___ Provided records

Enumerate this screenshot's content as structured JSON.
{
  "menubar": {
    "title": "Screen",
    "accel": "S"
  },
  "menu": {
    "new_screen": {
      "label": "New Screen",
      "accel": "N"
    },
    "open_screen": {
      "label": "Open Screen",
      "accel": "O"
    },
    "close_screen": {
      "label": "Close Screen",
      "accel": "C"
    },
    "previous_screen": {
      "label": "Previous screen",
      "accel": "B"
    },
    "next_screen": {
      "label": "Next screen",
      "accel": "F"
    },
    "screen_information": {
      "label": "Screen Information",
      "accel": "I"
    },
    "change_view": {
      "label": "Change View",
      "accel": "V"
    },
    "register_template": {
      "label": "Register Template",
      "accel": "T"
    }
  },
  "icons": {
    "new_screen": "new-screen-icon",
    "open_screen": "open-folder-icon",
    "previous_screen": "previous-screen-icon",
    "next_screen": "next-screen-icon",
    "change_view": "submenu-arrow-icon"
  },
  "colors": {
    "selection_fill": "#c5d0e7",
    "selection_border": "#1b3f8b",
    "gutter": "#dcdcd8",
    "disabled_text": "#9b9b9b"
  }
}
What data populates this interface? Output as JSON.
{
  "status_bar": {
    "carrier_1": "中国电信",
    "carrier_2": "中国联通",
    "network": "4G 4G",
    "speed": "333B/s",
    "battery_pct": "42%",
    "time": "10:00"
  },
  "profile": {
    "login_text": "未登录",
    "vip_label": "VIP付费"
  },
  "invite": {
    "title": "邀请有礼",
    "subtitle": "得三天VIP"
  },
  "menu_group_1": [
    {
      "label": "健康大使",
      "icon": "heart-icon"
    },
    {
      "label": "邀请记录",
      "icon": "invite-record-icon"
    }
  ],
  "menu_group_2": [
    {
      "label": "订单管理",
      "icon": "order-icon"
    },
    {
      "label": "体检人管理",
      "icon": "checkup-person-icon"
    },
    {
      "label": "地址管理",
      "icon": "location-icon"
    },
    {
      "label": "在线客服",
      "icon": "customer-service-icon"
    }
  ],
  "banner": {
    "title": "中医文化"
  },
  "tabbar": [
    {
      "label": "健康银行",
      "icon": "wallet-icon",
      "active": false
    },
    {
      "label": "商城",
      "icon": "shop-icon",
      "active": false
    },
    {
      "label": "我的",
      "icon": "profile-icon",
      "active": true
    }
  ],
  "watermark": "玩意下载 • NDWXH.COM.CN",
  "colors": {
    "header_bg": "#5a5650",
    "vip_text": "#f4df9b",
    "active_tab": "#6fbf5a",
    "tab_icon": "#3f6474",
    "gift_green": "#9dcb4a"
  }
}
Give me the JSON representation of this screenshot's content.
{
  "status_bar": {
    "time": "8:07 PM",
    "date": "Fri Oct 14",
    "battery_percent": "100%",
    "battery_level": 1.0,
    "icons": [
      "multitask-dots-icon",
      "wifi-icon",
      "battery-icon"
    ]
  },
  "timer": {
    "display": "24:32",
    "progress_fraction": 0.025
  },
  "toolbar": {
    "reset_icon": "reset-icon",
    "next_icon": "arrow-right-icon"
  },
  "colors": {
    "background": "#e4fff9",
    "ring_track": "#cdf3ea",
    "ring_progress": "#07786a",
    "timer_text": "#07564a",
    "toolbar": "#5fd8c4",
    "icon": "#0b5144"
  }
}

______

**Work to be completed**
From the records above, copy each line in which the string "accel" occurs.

**Problem solution**
    "accel": "S"
      "accel": "N"
      "accel": "O"
      "accel": "C"
      "accel": "B"
      "accel": "F"
      "accel": "I"
      "accel": "V"
      "accel": "T"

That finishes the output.